That’s exactly what registered nurse Marie Romagnano does as the founder of Healthcare Professionals for Divine Mercy, a Divine Mercy outreach of the Marians of the Immaculate Conception (TheDivineMercy.org/healthcare).

“Trusting in Jesus is a way of life for those that have had the privilege of being health-care providers. … The health-care profession is the practical application of mercy,” Romagnano said, adding that Marian Father Seraphim Michalenko, rector of the National Shrine of The Divine Mercy and director of the John Paul II Institute of Divine Mercy, both located in Stockbridge, told group members that the health-care provider is “the merciful presence of Jesus.”

Considering the present world situation, she said, “Now is a good time to see how good and merciful Our Lord is and turn to him. In the middle of a crisis, ‘Jesus, I Trust in You’ is very powerful. … It’s what we should be saying in our heart all the time. The Divine Mercy image is the hope of our patients and health-care professionals.”

Romagnano would like to see every health-care provider have a holy card with the Divine Mercy image in order to place patients in the trusting care of Christ as Divine Mercy. (Holy cards are available from the Marian Fathers online at ShopMercy.org and 800-462-7426.) She said Father Michalenko also said the Divine Mercy image in health care is so important because it bathes patients in the rays of mercy. Jesus told Faustina, “Happy is the one who will dwell in their shelter [of the rays of mercy]” (diary of St. Faustina, 299).

Nurses, doctors and other health-care providers may be the last people a patient sees, so it is vital their eternal salvation is kept in mind amid caring for their physical needs.

Romagnano has seen the transformative effect of trusting in Jesus in her nursing work: “I have had patients recover praying the Divine Mercy Chaplet and having the image in the room.”

Joseph Pronechen is a Register staff writer.




Prayers for Patients and Caregivers

Marie Romagnano, R.N., the founder of Healthcare Professionals for Divine Mercy, a Divine Mercy outreach of the Marians of the Immaculate Conception, says the Divine Mercy image becomes a special transmitter of divine blessings to patients because of Our Lord’s great promises in St. Faustina’s diary: “Pray as much as you can for the dying. By your entreaties, obtain for them trust in my mercy, because they have most need of trust and have it the least. Be assured that the grace of eternal salvation for certain souls in their final moment depends on your prayer” (1777). “By means of this image I shall be granting many graces to souls; so let every soul have access to it” (570). “I promise that the soul that will venerate this image will not perish. I also promise victory over [its] enemies already here on earth, especially at the hour of death. I myself will defend it as my own glory” (48).

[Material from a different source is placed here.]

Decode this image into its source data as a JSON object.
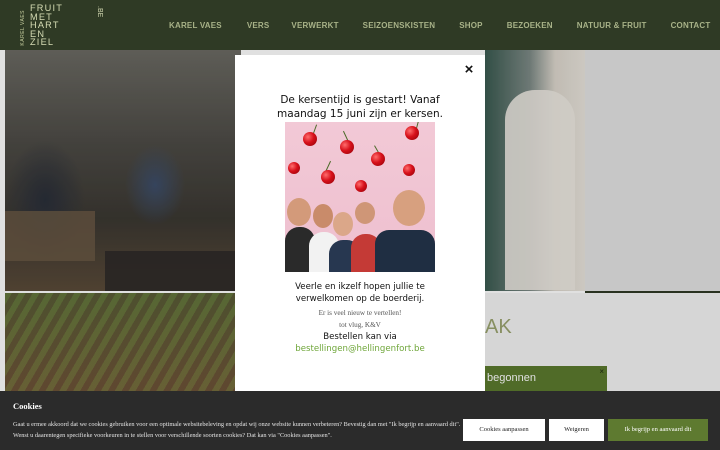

For nurses, she recommends prayers for nurses in Nursing With the Hands of Jesus: A Guide to Nurses for Divine Mercy, a free booklet available online at: https://images.marianweb.net/archives/flip/NTHJ/.

“The Lord’s promises are secure and can be depended upon,” said Marian Father Seraphim Michalenko, rector of the National Shrine of The Divine Mercy and director of the John Paul II Institute of Divine Mercy, both located in Stockbridge, Massachusetts. “We must trust him, otherwise it will not benefit us if we do not believe he acts on his promises. Distrust of the Lord is what hurts him the most.”

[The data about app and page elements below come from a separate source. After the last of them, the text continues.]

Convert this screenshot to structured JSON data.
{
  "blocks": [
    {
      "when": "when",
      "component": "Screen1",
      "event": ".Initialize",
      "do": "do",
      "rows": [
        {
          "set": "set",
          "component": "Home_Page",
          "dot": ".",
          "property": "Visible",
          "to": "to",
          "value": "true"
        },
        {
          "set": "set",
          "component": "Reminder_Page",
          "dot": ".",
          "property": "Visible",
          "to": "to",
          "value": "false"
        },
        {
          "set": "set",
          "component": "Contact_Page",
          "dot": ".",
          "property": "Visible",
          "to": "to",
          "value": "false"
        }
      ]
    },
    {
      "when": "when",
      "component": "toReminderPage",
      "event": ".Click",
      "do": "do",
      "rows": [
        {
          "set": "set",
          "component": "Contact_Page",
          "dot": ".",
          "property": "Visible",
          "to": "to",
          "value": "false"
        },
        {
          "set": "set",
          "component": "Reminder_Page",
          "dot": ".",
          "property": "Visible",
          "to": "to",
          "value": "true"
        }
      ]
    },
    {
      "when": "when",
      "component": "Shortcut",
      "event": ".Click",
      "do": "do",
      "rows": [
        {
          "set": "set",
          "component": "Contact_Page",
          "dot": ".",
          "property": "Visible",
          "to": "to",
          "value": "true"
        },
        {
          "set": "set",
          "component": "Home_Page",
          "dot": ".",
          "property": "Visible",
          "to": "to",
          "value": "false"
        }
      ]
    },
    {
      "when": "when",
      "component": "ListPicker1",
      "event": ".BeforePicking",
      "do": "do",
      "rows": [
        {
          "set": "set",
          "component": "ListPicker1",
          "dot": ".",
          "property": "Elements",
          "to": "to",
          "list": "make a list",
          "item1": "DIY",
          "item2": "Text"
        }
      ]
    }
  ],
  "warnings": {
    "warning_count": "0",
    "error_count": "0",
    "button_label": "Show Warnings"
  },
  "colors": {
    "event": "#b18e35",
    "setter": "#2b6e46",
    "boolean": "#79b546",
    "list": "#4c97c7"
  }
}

Resources to aid devotion may be found at: EWTNRC.com/Divine-Mercy.

— Joseph Pronechen

Archbishop of San Francisco Salvatore Joseph Cordileone attends the mass and imposition of the Pallium upon the new metropolitan archbishops held by Pope Francis for the Solemnity of Saint Peter and Paul at Vatican Basilica on June 29, 2013 in Vatican City, Vatican.

A New Era?

A NOTE FROM THE PUBLISHER: Archbishop Salvatore Cordileone of San Francisco has a profound understanding of what the U.S. bishops have called the preeminent issue of our time, and his stand is courageous.